Consent for publication {32}

No applicable.

Competing interests {28}

PTH has received sponsorship or consultancy fees from Ethicon and Boston Scientific both who have manufactured and distributed polypropylene tape products related to Gynaecological surgery.

Additional information

Publisher’s Note

Springer Nature remains neutral with regard to jurisdictional claims in published maps and institutional affiliations.

Rights and permissions

Open Access This article is licensed under a Creative Commons Attribution 4.0 International License, which permits use, sharing, adaptation, distribution and reproduction in any medium or format, as long as you give appropriate credit to the original author(s) and the source, provide a link to the Creative Commons licence, and indicate if changes were made. The images or other third party material in this article are included in the article's Creative Commons licence, unless indicated otherwise in a credit line to the material. If material is not included in the article's Creative Commons licence and your intended use is not permitted by statutory regulation or exceeds the permitted use, you will need to obtain permission directly from the copyright holder. To view a copy of this licence, visit http://creativecommons.org/licenses/by/4.0/. The Creative Commons Public Domain Dedication waiver (http://creativecommons.org/publicdomain/zero/1.0/) applies to the data made available in this article, unless otherwise stated in a credit line to the data.

Reprints and Permissions

About this article

Verify currency and authenticity via CrossMark

Cite this article

Israfil-Bayli, F., Morton, V.H., Hewitt, C.A. et al. C-STICH: Cerclage Suture Type for an Insufficient Cervix and its effect on Health outcomes—a multicentre randomised controlled trial.

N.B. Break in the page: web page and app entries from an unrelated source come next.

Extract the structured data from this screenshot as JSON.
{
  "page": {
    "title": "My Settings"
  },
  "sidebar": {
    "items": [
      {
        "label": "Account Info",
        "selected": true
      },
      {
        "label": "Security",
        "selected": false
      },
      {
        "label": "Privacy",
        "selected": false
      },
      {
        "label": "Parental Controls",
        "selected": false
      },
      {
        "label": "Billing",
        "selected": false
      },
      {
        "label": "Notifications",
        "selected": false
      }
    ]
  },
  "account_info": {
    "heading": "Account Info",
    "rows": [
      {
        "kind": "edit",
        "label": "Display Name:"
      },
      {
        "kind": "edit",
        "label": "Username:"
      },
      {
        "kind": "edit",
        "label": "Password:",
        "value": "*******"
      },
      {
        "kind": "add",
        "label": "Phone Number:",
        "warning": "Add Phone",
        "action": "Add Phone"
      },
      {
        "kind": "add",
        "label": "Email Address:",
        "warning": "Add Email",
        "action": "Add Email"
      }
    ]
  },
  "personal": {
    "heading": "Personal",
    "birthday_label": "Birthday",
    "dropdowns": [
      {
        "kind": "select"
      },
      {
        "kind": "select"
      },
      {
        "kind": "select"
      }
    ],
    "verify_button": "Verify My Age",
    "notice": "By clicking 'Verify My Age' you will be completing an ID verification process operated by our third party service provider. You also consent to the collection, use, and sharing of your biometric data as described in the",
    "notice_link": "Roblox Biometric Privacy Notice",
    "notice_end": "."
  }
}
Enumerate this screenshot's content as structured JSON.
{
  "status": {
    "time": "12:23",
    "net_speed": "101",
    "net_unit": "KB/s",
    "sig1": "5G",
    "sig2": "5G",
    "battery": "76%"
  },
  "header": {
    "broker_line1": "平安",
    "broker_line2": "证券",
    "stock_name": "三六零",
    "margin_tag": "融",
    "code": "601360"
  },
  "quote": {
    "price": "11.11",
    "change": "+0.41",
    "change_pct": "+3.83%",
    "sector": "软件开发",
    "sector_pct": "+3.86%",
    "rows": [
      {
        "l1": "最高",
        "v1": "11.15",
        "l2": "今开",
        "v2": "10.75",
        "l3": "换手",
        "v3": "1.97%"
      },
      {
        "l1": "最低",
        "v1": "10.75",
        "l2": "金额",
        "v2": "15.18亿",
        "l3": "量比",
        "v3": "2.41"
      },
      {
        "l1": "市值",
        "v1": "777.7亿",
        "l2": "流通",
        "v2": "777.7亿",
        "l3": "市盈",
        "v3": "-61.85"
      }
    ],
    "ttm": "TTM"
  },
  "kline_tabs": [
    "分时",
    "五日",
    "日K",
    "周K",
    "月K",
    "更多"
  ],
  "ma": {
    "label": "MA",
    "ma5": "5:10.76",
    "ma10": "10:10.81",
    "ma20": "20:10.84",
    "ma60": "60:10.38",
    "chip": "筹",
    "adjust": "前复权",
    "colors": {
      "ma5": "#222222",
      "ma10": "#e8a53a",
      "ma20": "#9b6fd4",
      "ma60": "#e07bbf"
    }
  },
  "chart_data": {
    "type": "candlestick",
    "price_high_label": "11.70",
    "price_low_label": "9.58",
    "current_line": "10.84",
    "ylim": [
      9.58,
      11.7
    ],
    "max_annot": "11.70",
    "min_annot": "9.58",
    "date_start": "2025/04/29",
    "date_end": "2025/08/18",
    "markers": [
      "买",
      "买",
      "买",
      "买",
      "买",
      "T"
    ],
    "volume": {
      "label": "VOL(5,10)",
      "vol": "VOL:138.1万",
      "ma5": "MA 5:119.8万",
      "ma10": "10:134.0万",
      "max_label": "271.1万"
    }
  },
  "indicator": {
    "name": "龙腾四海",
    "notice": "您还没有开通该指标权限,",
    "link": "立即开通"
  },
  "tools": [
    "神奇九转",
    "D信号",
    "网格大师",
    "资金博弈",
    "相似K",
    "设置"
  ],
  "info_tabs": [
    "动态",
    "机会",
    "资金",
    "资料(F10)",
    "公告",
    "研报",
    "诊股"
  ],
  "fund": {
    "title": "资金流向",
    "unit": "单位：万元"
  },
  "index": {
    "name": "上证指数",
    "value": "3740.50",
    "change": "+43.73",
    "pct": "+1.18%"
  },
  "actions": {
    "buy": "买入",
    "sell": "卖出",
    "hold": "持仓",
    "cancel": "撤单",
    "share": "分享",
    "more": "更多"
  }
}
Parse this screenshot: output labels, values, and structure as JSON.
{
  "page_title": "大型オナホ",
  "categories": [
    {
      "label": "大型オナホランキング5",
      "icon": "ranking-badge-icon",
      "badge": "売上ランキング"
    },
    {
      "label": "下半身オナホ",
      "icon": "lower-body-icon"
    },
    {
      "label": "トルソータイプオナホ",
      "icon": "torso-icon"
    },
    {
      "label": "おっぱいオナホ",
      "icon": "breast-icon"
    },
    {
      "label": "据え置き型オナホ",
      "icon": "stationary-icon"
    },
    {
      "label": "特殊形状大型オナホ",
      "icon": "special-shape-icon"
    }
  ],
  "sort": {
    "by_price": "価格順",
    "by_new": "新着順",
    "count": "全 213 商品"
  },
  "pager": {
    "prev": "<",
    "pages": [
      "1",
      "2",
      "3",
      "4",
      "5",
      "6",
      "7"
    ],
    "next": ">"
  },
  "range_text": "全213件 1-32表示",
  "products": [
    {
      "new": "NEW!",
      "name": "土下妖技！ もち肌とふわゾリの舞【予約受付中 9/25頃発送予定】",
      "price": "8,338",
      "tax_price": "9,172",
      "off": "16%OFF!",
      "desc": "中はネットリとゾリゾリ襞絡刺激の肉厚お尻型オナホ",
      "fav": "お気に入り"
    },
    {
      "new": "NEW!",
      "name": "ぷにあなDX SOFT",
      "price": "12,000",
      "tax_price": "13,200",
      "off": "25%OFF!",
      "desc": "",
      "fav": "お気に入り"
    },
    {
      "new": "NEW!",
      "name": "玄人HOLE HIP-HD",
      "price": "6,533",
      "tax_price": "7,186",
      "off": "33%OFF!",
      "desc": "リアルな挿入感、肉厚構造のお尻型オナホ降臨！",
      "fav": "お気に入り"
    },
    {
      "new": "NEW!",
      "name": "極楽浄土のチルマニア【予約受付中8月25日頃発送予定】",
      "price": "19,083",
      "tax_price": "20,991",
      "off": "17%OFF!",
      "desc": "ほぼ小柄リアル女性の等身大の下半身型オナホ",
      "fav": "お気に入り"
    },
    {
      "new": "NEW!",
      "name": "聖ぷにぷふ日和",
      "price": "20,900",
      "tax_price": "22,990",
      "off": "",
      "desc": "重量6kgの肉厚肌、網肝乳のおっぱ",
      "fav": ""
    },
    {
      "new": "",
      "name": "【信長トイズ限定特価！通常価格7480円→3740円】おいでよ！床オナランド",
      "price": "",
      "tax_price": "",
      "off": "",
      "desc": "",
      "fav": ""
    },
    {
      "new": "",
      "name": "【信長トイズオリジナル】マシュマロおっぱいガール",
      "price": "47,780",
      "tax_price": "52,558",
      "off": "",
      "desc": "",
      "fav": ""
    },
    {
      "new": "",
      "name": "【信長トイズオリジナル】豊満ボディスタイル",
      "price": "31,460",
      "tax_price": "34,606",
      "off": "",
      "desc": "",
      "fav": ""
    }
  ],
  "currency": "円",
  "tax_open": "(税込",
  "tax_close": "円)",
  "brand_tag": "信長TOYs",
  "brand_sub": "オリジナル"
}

Trials 22, 664 (2021). https://doi.org/10.1186/s13063-021-05629-3

Download citation

Keywords

  • Obstetrics and gynaecology
  • Preterm birth
  • Cervical cerclage